═════ Extracted information
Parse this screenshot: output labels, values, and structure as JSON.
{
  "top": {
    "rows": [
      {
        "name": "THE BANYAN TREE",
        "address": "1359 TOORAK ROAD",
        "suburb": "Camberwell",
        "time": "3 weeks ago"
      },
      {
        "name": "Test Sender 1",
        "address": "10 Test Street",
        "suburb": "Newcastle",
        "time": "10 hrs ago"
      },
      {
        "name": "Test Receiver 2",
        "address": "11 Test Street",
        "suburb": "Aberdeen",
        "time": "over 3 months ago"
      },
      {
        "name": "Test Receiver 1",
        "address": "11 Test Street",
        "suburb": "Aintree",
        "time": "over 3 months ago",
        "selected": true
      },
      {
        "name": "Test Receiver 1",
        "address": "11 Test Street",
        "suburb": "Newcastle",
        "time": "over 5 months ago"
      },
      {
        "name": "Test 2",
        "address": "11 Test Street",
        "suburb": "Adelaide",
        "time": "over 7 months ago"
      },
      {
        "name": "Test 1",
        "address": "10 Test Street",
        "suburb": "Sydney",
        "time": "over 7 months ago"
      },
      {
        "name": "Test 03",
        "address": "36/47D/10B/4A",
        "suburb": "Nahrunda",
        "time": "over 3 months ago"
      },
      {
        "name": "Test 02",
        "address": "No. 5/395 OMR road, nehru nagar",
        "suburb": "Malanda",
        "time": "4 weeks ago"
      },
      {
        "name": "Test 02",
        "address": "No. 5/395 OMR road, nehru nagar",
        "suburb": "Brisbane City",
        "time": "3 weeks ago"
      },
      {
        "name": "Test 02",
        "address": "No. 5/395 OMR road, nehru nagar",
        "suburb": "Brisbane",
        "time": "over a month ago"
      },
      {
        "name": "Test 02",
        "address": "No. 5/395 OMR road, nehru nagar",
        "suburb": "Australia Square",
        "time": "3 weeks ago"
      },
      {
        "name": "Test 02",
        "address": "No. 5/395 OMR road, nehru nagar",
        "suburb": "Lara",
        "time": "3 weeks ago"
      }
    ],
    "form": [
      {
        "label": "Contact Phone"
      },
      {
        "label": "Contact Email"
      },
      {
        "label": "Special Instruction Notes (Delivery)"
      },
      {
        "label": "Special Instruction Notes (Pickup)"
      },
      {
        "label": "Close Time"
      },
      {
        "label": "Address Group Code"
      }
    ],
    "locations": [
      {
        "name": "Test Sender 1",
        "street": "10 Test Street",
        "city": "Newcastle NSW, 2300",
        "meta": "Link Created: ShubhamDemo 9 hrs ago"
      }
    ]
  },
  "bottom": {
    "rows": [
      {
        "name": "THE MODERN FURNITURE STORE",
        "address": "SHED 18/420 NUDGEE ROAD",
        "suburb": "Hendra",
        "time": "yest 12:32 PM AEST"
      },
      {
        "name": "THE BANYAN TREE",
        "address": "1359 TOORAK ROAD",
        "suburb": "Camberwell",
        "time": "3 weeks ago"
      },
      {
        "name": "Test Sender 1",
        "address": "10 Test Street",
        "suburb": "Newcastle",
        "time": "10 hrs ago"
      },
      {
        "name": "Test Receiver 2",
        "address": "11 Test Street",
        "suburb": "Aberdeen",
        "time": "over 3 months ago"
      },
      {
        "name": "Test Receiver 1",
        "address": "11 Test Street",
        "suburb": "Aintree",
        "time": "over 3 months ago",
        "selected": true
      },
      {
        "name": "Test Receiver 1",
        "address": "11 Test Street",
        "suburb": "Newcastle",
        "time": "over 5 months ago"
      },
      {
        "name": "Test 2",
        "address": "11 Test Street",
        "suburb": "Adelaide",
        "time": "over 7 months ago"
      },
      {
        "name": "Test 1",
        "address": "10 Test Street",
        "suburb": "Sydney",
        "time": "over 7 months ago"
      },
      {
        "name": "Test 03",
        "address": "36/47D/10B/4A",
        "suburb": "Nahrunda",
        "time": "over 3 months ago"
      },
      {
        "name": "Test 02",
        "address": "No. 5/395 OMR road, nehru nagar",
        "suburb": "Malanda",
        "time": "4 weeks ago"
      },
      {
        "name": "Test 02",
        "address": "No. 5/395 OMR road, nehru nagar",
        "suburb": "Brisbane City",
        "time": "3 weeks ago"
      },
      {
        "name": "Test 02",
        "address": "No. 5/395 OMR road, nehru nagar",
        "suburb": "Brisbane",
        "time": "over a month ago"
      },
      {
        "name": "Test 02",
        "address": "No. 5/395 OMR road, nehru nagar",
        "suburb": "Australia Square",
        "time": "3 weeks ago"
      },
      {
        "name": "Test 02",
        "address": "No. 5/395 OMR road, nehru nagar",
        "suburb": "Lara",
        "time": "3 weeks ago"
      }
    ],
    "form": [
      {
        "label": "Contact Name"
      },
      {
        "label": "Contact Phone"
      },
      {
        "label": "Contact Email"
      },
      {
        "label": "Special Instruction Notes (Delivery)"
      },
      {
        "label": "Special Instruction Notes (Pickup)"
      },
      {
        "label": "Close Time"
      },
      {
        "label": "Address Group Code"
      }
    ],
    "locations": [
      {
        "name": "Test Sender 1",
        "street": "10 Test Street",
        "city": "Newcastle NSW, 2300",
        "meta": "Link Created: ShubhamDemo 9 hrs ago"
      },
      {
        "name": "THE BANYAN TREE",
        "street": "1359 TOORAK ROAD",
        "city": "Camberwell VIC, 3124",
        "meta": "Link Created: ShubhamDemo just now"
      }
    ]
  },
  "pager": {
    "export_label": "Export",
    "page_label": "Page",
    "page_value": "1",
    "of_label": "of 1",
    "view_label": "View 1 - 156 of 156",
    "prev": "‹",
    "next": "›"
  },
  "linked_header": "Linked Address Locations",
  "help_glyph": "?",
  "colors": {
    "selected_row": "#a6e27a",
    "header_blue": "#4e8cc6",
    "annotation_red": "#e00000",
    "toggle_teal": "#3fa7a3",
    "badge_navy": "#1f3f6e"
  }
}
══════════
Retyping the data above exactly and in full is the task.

_Result of this task_
Parse this screenshot: output labels, values, and structure as JSON.
{
  "top": {
    "rows": [
      {
        "name": "THE BANYAN TREE",
        "address": "1359 TOORAK ROAD",
        "suburb": "Camberwell",
        "time": "3 weeks ago"
      },
      {
        "name": "Test Sender 1",
        "address": "10 Test Street",
        "suburb": "Newcastle",
        "time": "10 hrs ago"
      },
      {
        "name": "Test Receiver 2",
        "address": "11 Test Street",
        "suburb": "Aberdeen",
        "time": "over 3 months ago"
      },
      {
        "name": "Test Receiver 1",
        "address": "11 Test Street",
        "suburb": "Aintree",
        "time": "over 3 months ago",
        "selected": true
      },
      {
        "name": "Test Receiver 1",
        "address": "11 Test Street",
        "suburb": "Newcastle",
        "time": "over 5 months ago"
      },
      {
        "name": "Test 2",
        "address": "11 Test Street",
        "suburb": "Adelaide",
        "time": "over 7 months ago"
      },
      {
        "name": "Test 1",
        "address": "10 Test Street",
        "suburb": "Sydney",
        "time": "over 7 months ago"
      },
      {
        "name": "Test 03",
        "address": "36/47D/10B/4A",
        "suburb": "Nahrunda",
        "time": "over 3 months ago"
      },
      {
        "name": "Test 02",
        "address": "No. 5/395 OMR road, nehru nagar",
        "suburb": "Malanda",
        "time": "4 weeks ago"
      },
      {
        "name": "Test 02",
        "address": "No. 5/395 OMR road, nehru nagar",
        "suburb": "Brisbane City",
        "time": "3 weeks ago"
      },
      {
        "name": "Test 02",
        "address": "No. 5/395 OMR road, nehru nagar",
        "suburb": "Brisbane",
        "time": "over a month ago"
      },
      {
        "name": "Test 02",
        "address": "No. 5/395 OMR road, nehru nagar",
        "suburb": "Australia Square",
        "time": "3 weeks ago"
      },
      {
        "name": "Test 02",
        "address": "No. 5/395 OMR road, nehru nagar",
        "suburb": "Lara",
        "time": "3 weeks ago"
      }
    ],
    "form": [
      {
        "label": "Contact Phone"
      },
      {
        "label": "Contact Email"
      },
      {
        "label": "Special Instruction Notes (Delivery)"
      },
      {
        "label": "Special Instruction Notes (Pickup)"
      },
      {
        "label": "Close Time"
      },
      {
        "label": "Address Group Code"
      }
    ],
    "locations": [
      {
        "name": "Test Sender 1",
        "street": "10 Test Street",
        "city": "Newcastle NSW, 2300",
        "meta": "Link Created: ShubhamDemo 9 hrs ago"
      }
    ]
  },
  "bottom": {
    "rows": [
      {
        "name": "THE MODERN FURNITURE STORE",
        "address": "SHED 18/420 NUDGEE ROAD",
        "suburb": "Hendra",
        "time": "yest 12:32 PM AEST"
      },
      {
        "name": "THE BANYAN TREE",
        "address": "1359 TOORAK ROAD",
        "suburb": "Camberwell",
        "time": "3 weeks ago"
      },
      {
        "name": "Test Sender 1",
        "address": "10 Test Street",
        "suburb": "Newcastle",
        "time": "10 hrs ago"
      },
      {
        "name": "Test Receiver 2",
        "address": "11 Test Street",
        "suburb": "Aberdeen",
        "time": "over 3 months ago"
      },
      {
        "name": "Test Receiver 1",
        "address": "11 Test Street",
        "suburb": "Aintree",
        "time": "over 3 months ago",
        "selected": true
      },
      {
        "name": "Test Receiver 1",
        "address": "11 Test Street",
        "suburb": "Newcastle",
        "time": "over 5 months ago"
      },
      {
        "name": "Test 2",
        "address": "11 Test Street",
        "suburb": "Adelaide",
        "time": "over 7 months ago"
      },
      {
        "name": "Test 1",
        "address": "10 Test Street",
        "suburb": "Sydney",
        "time": "over 7 months ago"
      },
      {
        "name": "Test 03",
        "address": "36/47D/10B/4A",
        "suburb": "Nahrunda",
        "time": "over 3 months ago"
      },
      {
        "name": "Test 02",
        "address": "No. 5/395 OMR road, nehru nagar",
        "suburb": "Malanda",
        "time": "4 weeks ago"
      },
      {
        "name": "Test 02",
        "address": "No. 5/395 OMR road, nehru nagar",
        "suburb": "Brisbane City",
        "time": "3 weeks ago"
      },
      {
        "name": "Test 02",
        "address": "No. 5/395 OMR road, nehru nagar",
        "suburb": "Brisbane",
        "time": "over a month ago"
      },
      {
        "name": "Test 02",
        "address": "No. 5/395 OMR road, nehru nagar",
        "suburb": "Australia Square",
        "time": "3 weeks ago"
      },
      {
        "name": "Test 02",
        "address": "No. 5/395 OMR road, nehru nagar",
        "suburb": "Lara",
        "time": "3 weeks ago"
      }
    ],
    "form": [
      {
        "label": "Contact Name"
      },
      {
        "label": "Contact Phone"
      },
      {
        "label": "Contact Email"
      },
      {
        "label": "Special Instruction Notes (Delivery)"
      },
      {
        "label": "Special Instruction Notes (Pickup)"
      },
      {
        "label": "Close Time"
      },
      {
        "label": "Address Group Code"
      }
    ],
    "locations": [
      {
        "name": "Test Sender 1",
        "street": "10 Test Street",
        "city": "Newcastle NSW, 2300",
        "meta": "Link Created: ShubhamDemo 9 hrs ago"
      },
      {
        "name": "THE BANYAN TREE",
        "street": "1359 TOORAK ROAD",
        "city": "Camberwell VIC, 3124",
        "meta": "Link Created: ShubhamDemo just now"
      }
    ]
  },
  "pager": {
    "export_label": "Export",
    "page_label": "Page",
    "page_value": "1",
    "of_label": "of 1",
    "view_label": "View 1 - 156 of 156",
    "prev": "‹",
    "next": "›"
  },
  "linked_header": "Linked Address Locations",
  "help_glyph": "?",
  "colors": {
    "selected_row": "#a6e27a",
    "header_blue": "#4e8cc6",
    "annotation_red": "#e00000",
    "toggle_teal": "#3fa7a3",
    "badge_navy": "#1f3f6e"
  }
}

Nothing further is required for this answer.